Activity: Skip the pictures and repeat each line of the data exactly.

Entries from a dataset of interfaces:
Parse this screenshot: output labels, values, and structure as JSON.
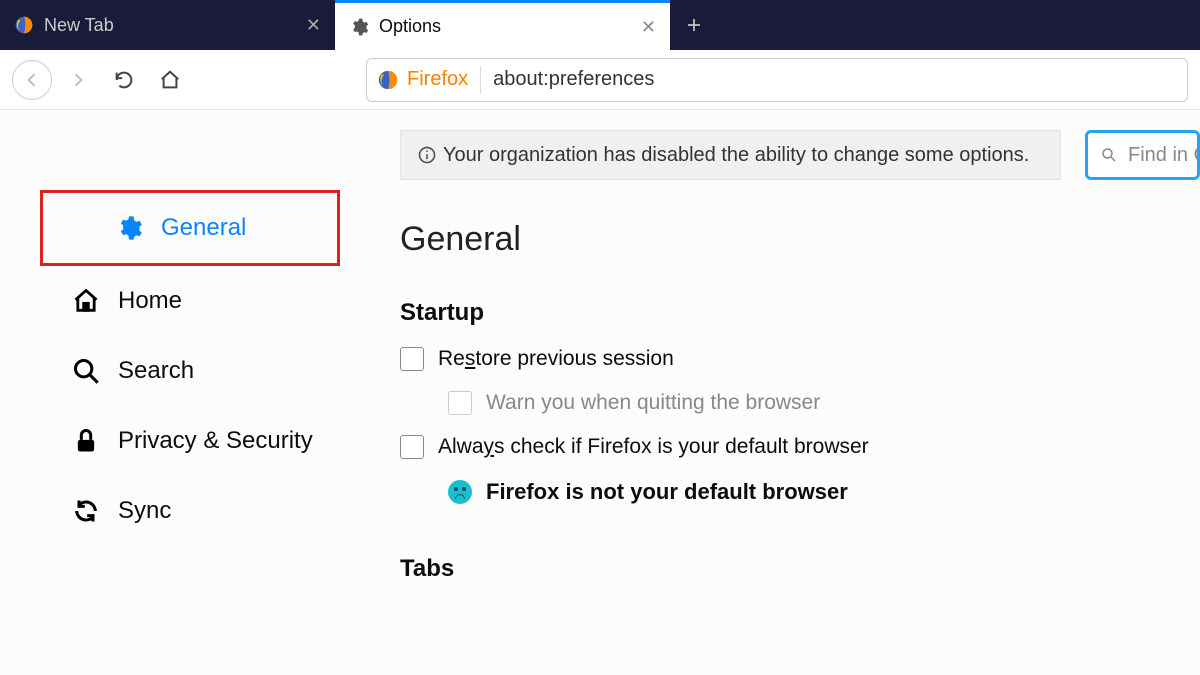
{
  "tabs": {
    "items": [
      {
        "label": "New Tab",
        "active": false
      },
      {
        "label": "Options",
        "active": true
      }
    ]
  },
  "urlbar": {
    "identity": "Firefox",
    "url": "about:preferences"
  },
  "sidebar": {
    "items": [
      {
        "label": "General"
      },
      {
        "label": "Home"
      },
      {
        "label": "Search"
      },
      {
        "label": "Privacy & Security"
      },
      {
        "label": "Sync"
      }
    ]
  },
  "notice": "Your organization has disabled the ability to change some options.",
  "search": {
    "placeholder": "Find in Options"
  },
  "page": {
    "title": "General",
    "sections": {
      "startup": {
        "heading": "Startup",
        "restore_pre": "Re",
        "restore_u": "s",
        "restore_post": "tore previous session",
        "warn": "Warn you when quitting the browser",
        "always_pre": "Alwa",
        "always_u": "y",
        "always_post": "s check if Firefox is your default browser",
        "status": "Firefox is not your default browser"
      },
      "tabs": {
        "heading": "Tabs"
      }
    }
  }
}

Exercise response:
Parse this screenshot: output labels, values, and structure as JSON.
{
  "tabs": {
    "items": [
      {
        "label": "New Tab",
        "active": false
      },
      {
        "label": "Options",
        "active": true
      }
    ]
  },
  "urlbar": {
    "identity": "Firefox",
    "url": "about:preferences"
  },
  "sidebar": {
    "items": [
      {
        "label": "General"
      },
      {
        "label": "Home"
      },
      {
        "label": "Search"
      },
      {
        "label": "Privacy & Security"
      },
      {
        "label": "Sync"
      }
    ]
  },
  "notice": "Your organization has disabled the ability to change some options.",
  "search": {
    "placeholder": "Find in Options"
  },
  "page": {
    "title": "General",
    "sections": {
      "startup": {
        "heading": "Startup",
        "restore_pre": "Re",
        "restore_u": "s",
        "restore_post": "tore previous session",
        "warn": "Warn you when quitting the browser",
        "always_pre": "Alwa",
        "always_u": "y",
        "always_post": "s check if Firefox is your default browser",
        "status": "Firefox is not your default browser"
      },
      "tabs": {
        "heading": "Tabs"
      }
    }
  }
}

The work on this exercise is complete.